Wine Witness: a data-driven approach to item promotion at Vivino
If you ever had to make up your mind staring at dozens of similarly priced bottles of Californian Cabernet in a wine store, or if you wanted to learn more about the wine you just tried when travelling, then you probably know of Vivino.
It’s the SoundHound of wines. Just take a picture of the label, and Vivino will match it to one of the 1+ billion label photos in its database and then deliver all its basic information.
Launched in 2010 in Denmark by Heini Zachariassen (check out his youtube channel), it quickly built a massive community of users ranging from casual drinkers to wine experts. Today Vivino has 43 million registered users who rate wines, write reviews and like each other’s posts.
In 2017, Vivino decided to capitalize on their vast network and launched a wine marketplace, where wineries and merchants register to sell their wines. Tens of thousands of wine items are sold on Vivino globally, with about 14,400 available when accessing from the U.S. East Coast. This is a typical picture on the front page:
With so many wines listed by the merchants, the question for Vivino is, which ones are good deals?
If there is a way to estimate the ‘true’ price of the wine, Vivino could signal to its loyal customers that some wines are priced much below their value. And there are many reasons why a good wine may be offered at a discount: it may be a promotion by the merchant, a liquidation of stock, or sometimes just an oversupply from a good vintage year.
But can Vivino quickly identify the fair price range of a bottle without having to rely entirely on manual verification?
Exploring the data
An important number to remember when scraping dynamic websites with Selenium is 86,400. That’s the number of seconds per day. Selenium spent about 4-5 seconds navigating each wine page, which means a hard cap of only 20,000 samples per day. For many machine learning applications, this is a [very] small dataset.
With that said, Vivino had only 14,400 items currently selling in the U.S., so all of them got scraped. For each wine, 13 key characteristics were obtained:
We first explore the data visually to verify if the price is correlated with any of the features. As we can see, prices have 67% correlation with the average rating – wines with higher ratings are usually more expensive. There is also a slightly negative correlation with the number of ratings, and the relationship resembles the typical inverse price/quantity curve.
However, there is still lots of variability. One great 4.2-star wine can be priced at $20 and another at $200! A lot of variability in the wine prices comes from perceived quality, as opposed to any objective characteristics. This variability may be explained by other predictors such as expert reviews or social media mentions and probably has a good deal of irreducible, natural variation.
Wine styles and countries of origin clearly have explanatory power, with medians ranging from $20-25 to $60-80. These are clearly good predictors of price:

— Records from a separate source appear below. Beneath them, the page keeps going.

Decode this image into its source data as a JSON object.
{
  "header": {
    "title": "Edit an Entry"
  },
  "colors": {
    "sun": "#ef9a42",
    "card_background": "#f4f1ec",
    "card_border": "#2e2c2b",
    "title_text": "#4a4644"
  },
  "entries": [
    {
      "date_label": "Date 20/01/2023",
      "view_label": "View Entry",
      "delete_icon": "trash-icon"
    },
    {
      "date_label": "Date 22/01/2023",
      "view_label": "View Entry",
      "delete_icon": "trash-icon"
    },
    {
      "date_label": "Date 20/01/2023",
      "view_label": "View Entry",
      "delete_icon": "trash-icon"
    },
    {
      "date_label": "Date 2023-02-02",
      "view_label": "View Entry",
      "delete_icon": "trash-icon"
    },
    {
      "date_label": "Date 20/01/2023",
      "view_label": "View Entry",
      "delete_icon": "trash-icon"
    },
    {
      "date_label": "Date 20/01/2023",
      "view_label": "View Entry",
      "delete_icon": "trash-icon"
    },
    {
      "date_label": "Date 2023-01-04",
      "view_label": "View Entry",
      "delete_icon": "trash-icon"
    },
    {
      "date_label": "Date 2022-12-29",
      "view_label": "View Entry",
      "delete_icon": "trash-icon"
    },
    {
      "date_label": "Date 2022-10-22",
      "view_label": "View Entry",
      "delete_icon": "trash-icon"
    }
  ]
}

However, we should be cautious and resist the temptation of throwing all the features into the model. This may lead to overfitting and reduce the predictive power on out-of-sample, previously unseen data.
For example, the specific winery and the vintage certainly influence the price but we had to remove them from the predictive features b/c they were too granular (less than 3 wine items per winery).
Modelling the price
We built a few simple models to capture the relationship between the features and the price. Because the relationship is complex and highly non-linear, a one-layer fully-connected neural network showed the best results both in-sample and out-of-sample. Ordinary least squares is shown here merely as benchmark; you would not expect it to work well with numerous categorical features and a modest dataset.
The model can predict the price with Mean Absolute Error of about $10 and R2 of about 75%. The percentage price difference is distributed quasi-normally, so we can infer that the model probably has extracted all useful information there was in our limited scraped features.
For our practical purposes, the most interesting part of this curve is on the right side, where our model thinks about 10% of the items must be priced at least 50% higher than the current listed price at Vivino. These are the candidates to be promoted as great deals!
For a quick reference on converting categorical features (e.g. 1,149 wine-producing regions) into machine-learnable format, selecting the feature subsets and comparing models' performance, please see the project's github.
We built a model that explains about 75% of variability in the wine prices, and for about 10% of the items, the model predicts a 1.5x higher price than the actual one. The system could flag such items automatically and pass it for human verification. Such AI-aided marketing may prove to be another way to build customer loyalty and curate Vivino’s relationships with the wineries and merchants.
Probably the most promising direction to improve predictions is analyzing reviews, and typical Vivino wines have thousands of them. As in any online marketplace, the hive mind is usually well-informed. An NLP engine could extract sentiment from these reviews and make our price predictions more precise.
On a more general note, Vivino seems to have the ambition of becoming the Amazon of wine. To succeed in the growing $300 b global wine industry with less than 5% share of online sales, Vivino will need to reinvent itself as data company much the same way Amazon has done.